I have to believe it resides somewhere in the combination of a handful of the above factors. Certainly, the influx of reality TV programming has given audiences some of the stranger experiences in TV history. Equal parts idiotic, scandalous, hopeful, talented, talentless, and romantic, perhaps the needs we get from our sitcom characters gets scooped up with this rotating band of reality-celebs. I think the network dollars are probably responsible as well, though that's entirely conjecture. BUT, it always seem that when a hit comes out, 5 other shows are instantly developed with (say) 6 thirtysomething buddies trying to make it in NYC. Where is the original thinking?
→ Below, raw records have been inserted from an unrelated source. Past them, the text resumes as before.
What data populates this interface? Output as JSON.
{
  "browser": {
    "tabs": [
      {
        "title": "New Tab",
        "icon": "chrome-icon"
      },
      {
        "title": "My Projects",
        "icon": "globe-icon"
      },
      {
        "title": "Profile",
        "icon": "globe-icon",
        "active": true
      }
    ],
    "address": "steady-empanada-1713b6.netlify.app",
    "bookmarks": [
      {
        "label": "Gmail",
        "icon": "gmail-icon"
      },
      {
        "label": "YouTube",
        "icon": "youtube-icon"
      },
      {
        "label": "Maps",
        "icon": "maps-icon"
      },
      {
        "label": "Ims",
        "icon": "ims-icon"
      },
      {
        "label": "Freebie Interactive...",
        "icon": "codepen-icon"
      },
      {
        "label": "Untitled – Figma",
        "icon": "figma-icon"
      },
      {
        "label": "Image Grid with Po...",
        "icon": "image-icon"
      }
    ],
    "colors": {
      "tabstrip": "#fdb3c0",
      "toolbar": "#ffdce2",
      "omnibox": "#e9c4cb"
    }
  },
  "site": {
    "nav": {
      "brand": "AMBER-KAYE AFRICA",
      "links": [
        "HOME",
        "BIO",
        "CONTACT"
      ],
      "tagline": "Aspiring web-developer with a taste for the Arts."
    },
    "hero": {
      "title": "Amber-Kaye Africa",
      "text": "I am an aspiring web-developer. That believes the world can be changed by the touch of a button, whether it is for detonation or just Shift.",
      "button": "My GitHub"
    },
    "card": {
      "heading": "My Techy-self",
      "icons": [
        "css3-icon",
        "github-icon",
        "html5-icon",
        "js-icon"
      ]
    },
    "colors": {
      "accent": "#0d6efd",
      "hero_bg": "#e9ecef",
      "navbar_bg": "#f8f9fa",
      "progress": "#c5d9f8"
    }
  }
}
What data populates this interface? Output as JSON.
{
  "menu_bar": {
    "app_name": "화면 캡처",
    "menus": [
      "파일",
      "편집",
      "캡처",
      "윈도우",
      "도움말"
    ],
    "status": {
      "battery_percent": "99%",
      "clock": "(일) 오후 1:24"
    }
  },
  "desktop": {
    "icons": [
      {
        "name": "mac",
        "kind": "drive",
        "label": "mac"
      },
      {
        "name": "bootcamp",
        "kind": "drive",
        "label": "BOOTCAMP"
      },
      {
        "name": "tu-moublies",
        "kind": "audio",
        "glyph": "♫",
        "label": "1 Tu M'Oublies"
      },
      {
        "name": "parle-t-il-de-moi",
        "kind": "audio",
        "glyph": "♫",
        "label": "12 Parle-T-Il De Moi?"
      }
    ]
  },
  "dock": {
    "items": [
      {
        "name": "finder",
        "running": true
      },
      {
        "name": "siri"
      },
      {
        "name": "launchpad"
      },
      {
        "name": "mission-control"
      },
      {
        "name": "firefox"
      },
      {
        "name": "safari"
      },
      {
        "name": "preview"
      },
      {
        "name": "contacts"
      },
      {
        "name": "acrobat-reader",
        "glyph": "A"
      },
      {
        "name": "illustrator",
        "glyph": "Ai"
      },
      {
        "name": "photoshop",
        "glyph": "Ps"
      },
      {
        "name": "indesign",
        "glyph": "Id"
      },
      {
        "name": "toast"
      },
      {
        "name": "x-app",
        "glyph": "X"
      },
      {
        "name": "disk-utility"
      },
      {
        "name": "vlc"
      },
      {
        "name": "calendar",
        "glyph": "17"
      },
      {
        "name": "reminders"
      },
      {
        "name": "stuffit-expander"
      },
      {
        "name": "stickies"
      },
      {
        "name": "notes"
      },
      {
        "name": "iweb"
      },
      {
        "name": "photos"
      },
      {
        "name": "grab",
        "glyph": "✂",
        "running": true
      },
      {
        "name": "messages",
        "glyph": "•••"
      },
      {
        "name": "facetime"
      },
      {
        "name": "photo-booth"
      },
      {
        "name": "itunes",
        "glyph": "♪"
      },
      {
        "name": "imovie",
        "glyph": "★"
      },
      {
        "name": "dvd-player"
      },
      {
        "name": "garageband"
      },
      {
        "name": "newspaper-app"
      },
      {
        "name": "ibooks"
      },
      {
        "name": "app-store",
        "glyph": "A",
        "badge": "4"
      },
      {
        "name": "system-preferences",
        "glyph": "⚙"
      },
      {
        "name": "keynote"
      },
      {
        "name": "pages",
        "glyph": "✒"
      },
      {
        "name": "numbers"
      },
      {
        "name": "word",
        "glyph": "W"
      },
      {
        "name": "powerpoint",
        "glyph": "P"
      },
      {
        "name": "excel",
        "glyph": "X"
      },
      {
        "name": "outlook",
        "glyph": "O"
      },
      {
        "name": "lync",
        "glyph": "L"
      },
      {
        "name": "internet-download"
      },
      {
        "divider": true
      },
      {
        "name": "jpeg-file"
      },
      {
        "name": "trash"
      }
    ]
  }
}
And if it's there and the public isn't allowed to see it for one reason or another, where is the spirit of taking chances? Creativity can not come from a place of fear of failure. There must be a willingness to be wrong, a freedom to fail and a readiness to be the one who tried something new that folks didn't quite "get" at first.
And maybe therein lies the purpose of this entry. I am convinced that talented, creative, funny writers are pounding out the next Cheers as we speak. I'd bet my job on it. But where are those programs? Where is the innovation? And as someone immersed in the world of advertising, that's a question we strive to answer all the time. Where is the passion that leads to risk that leads to true creativity?
**NOTE: This is a total case of "you snooze, you lose" blogging. I had thought about this for a couple of days, starting writing it yesterday and over lunch saw the USA Today article. Bastards. So, I included the reference above in my entry and published anyway. Oh well.